I hope you know what the word “immortality” means. It’s one of those beautiful English words derived from a Latin root. It’s a combination of those two words “life” so short, “immortality” a long word. “Immortality” means being “deathless” being incapable of dying. Jesus doesn’t just give us life. He gives us immortal life a life which is never going to be subject to death. And it’s through the Gospel.
I’d like to read also some beautiful words of the Apostle Peter in his first epistle chapter 1 verses 3 and 4:
“Praise be to the God and Father of our Lord Jesus Christ! In His great mercy [notice how all the apostles always emphasize the mercy of God]. In His great mercy He has given us new birth [that corresponds to what Paul says in Titus there about rebirth]. He has given us new birth into a living hope through the resurrection of Jesus Christ from the dead, [You see, as I said, it all centers around the fact that Jesus died and that He rose from the dead. And through our faith we are associated with Him first of all in His death to sin, and then His resurrection into an endless immortal, eternal life. And Peter goes on in the fourth verse...] and into an inheritance that can never perish, spoil or fade.” (NIV)
That’s our inheritance. We become heirs of that inheritance through faith in Jesus Christ.
Let me go back once more to the words Paul uses to describe this inheritance of ours. He says, “that we might become heirs, having the hope of eternal life.” Let me emphasize to you that phrase, “having hope.” We are living today in a world where there is so little hope. I’ve seen so many multitudes of young people healthy and strong, maybe intellectually gifted, educated, often from quite wealthy homes but without any real hope whatsoever. If there’s one thing that’s gripping the young people of our world today, it’s a spirit of hopelessness. They just don’t have anything to look forward to. Their music that appeals to them is music of absolute utter despair and hopeless. I’m moved when I think how terrible it is to be in that condition of hopelessness.
You and I who know the Lord, we have good news. We can have hope. It’s possible to have a hope of eternal life. Let’s look at two passages that contrast the one condition and the other. The first is in Ephesians chapter 2 verse 12. Paul is reminding the Christians at Ephesus what they were before they put their faith in Jesus Christ. He says:
“Remember that at that time you were separate from Christ, excluded from citizenship in Israel and foreigners to the covenants of the promise, without hope and without God in the world.” (NIV)
That’s a series of very severe dark words, “separated,” “excluded,” “foreigners,” and then he sums it up in three phrases ”without Christ,” “without hope,” “without God.” What a terrible condition, and then in Colossians 1 he speaks about the alternative the glorious possibilities. He speaks about the coming servant of the church:
“By the commission God gave me to present to you the word of God in its fullness the mystery that has been kept hidden for ages and generations, but is not disclosed to the saints. [Doesn’t it excite you that you and I have the possibility of knowing God’s secret which was hidden from all previous ages and generations, wasn’t revealed to angels, wasn’t even revealed to the great old men of the previous ages, but is now disclosed to the saints.
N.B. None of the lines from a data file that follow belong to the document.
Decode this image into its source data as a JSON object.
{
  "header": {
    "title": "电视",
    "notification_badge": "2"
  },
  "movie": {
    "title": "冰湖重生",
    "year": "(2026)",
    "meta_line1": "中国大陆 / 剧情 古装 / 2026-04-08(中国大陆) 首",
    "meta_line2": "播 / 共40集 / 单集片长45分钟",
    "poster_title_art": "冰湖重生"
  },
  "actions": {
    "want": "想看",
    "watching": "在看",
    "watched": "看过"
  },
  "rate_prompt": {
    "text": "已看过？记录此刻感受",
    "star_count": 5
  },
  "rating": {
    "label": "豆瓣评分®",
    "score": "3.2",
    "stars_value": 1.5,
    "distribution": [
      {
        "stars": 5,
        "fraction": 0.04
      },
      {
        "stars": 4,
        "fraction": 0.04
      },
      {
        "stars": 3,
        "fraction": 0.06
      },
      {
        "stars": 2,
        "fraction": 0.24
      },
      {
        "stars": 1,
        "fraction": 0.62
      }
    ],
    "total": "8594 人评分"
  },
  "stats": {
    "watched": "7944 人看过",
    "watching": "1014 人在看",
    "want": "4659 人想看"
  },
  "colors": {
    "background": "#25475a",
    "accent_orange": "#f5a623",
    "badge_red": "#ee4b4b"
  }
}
What is this glorious mystery?] To whom God has chosen to make known among the Gentiles the glorious riches of this mystery, which is Christ in you, the hope of glory.” (NIV)
That’s the alternative ”without Christ,” “without God,” “without hope,” or “Christ in you, the hope of glory.”
Our time is up for today, I’ll be back with you again tomorrow at this same time. Tomorrow I’ll be sharing with you a vivid illustration of our theme from the Old Testament: Noah’s ark.